If you want to create absolutely beautiful color photos of bright deep sky objects (entry level) and wish to work with sophisticated techniques of Astrophotography (and the correct tracking), then your camera is ideal. For advanced working with long exposure times, i.e. with narrowband emission line filters, the DSLR is less suitable.
The reason is partly in the manufacturer’s narrow cut filter that is installed before the camera’s sensor only allows some of the main wavelengths (H-alpha and S II) to penetrate by a fraction over the prolonged exposure time.
Even if this limitation was lifted by conversion to a suitable astro cut filter, which lets through red, colour CCD sensors for photography with narrowband line filters are not ideally suitable as only every fourth pixel is addressing that wavelength.
Cameras (s/w cooled Astro CCD cameras) are already available for exposure times in this tight line area allowing exposure for many minutes, e.g. 200mm telescope diameter with at least 20 min exposure per wavelength / or filter. A DSLR camera would need several times more exposure time, and the resolution is then only one-fourth of the sensor pixels. Also a lot of noise is formed due to sensor warming (even with the best current cameras) and then noise reduction of the camera will strike so hard that the images start to become unusable. With in-camera noise reduction disabled noise in the image will be significant.
Furthermore, in many colour CCD sensors the narrowband lines leak into other colour channels so that these images then brightly colourful. So it makes sense for pure Astro CCD cameras to use monochrome sensors and cooled to allow extremely long exposure times.

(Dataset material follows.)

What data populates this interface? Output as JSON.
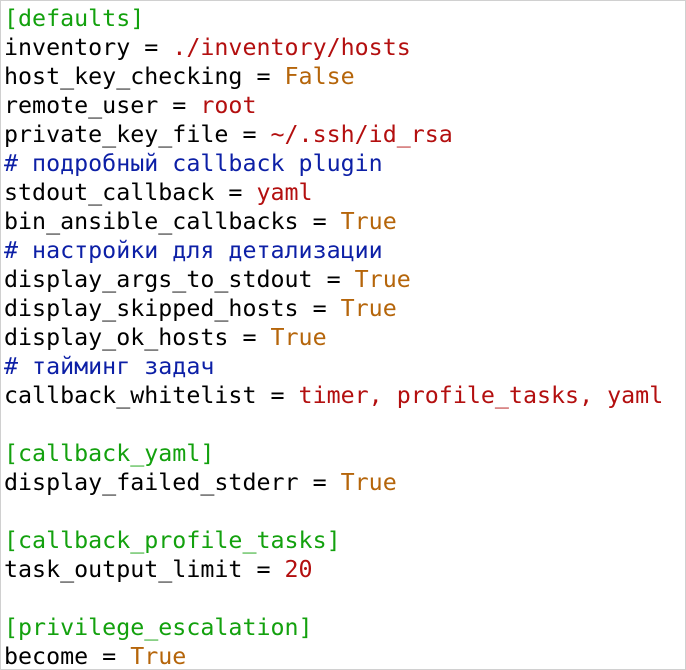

This recommendation applies to the current DSLR development in 2016. It is foreseeable that the sensitivity and noise reduction is improving steadily in DSLR cameras. Cameras are also announced where by the shifting of pixel rows the loss of resolution can be reduced (e.g. Pentax K-1). It is moving more and more intelligence into the (CMOS) chip of DSLR cameras. Nevertheless, the monochrome, cooled Astro CCD cameras cannot be replaced by DSLR cameras for the foreseeable future.